The book Animal Farm written by George Orwell is a symbolic novella published in 1945 in England. The book, according to Orwell, replicates the events leading up to the times of Stalin’s rule, long before World War II started. As one of my favorite books, Animal Farm is a fable that is full of messages and meanings relating to the value of freedom in any society. The narrator makes use of a farm and the revolt of mistreated animals to represent the graver implication. Throughout the story, Orwell is able to express his own political views in an interesting and clever way, thus allowing the readers of all ages to have a glimpse of what really is a difficult situation. As the writer, he effectively merges the characteristics of three literary forms; allegory, satire and the fable so as to generate a book that is exceptional.

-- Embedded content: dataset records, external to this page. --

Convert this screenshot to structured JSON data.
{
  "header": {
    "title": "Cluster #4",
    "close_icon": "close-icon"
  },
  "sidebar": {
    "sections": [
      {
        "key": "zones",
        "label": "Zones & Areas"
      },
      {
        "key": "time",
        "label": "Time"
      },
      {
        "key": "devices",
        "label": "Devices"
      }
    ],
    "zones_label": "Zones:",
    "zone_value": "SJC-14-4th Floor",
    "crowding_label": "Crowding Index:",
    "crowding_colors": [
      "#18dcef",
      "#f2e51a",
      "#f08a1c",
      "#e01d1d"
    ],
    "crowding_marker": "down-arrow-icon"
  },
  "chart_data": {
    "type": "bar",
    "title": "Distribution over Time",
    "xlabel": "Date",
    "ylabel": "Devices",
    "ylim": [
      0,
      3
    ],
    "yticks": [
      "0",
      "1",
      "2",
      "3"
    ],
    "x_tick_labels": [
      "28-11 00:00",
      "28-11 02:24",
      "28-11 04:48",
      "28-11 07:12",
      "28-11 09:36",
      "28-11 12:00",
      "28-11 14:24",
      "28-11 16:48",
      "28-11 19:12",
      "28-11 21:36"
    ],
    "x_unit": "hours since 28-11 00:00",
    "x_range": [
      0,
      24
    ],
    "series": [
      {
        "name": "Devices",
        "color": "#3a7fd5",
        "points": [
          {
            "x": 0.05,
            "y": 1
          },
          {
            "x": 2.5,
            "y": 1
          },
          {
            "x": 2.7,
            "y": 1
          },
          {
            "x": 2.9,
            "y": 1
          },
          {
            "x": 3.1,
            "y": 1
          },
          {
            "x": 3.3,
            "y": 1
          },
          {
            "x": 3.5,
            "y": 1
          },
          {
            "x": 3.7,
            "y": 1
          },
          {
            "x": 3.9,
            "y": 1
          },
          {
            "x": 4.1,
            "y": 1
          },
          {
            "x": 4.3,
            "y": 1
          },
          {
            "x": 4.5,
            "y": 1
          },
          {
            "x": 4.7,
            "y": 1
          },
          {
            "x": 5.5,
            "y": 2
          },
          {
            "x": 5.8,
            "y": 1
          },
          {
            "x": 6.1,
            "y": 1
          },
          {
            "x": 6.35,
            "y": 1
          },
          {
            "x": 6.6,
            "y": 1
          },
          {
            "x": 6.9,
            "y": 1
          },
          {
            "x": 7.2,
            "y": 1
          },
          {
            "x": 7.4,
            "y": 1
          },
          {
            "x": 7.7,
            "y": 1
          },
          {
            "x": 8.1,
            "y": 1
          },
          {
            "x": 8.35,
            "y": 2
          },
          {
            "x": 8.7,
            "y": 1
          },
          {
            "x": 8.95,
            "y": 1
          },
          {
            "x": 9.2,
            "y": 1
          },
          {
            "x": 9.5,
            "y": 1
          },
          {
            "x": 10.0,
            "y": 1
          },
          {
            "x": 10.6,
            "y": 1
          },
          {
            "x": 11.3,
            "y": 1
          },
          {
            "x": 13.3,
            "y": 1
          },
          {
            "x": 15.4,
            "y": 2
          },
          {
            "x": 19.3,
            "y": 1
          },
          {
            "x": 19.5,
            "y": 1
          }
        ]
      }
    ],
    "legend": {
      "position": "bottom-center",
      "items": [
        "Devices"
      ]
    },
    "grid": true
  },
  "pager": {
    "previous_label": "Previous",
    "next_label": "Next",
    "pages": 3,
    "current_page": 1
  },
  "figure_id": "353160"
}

As in a fable, the animal characters in the Animal Farm have the capability to act and talk like real humans. For instance, the pigs are able to persuade other animals to provide them with milk so that they mix it with the "mash" (real pig food) they are fed with. The dogs act like animals by biting and growling, but it is simply in favor of Napoleon’s struggle for political influence. Orwell is able to show the difference between how real animals represent the appropriate human qualities and strictly speaking how people do the same thing. A section of the fable’s hilarious charm consists in how the characters are portrayed. Different animals are associated with different character traits, which belong to many human’s.
Animal Farm is a narrative about a revolt, betrayal and disappearance of an ideal. However, regardless of the gloomy picture, he makes it colourful; he assails it with humor. The objective of Orwell’s political satire is actually the real life situation that the society faced after the Bolshevik Revolution in Russia. The actions described in Animal Farm incessantly refer to real-life events that occurred in history.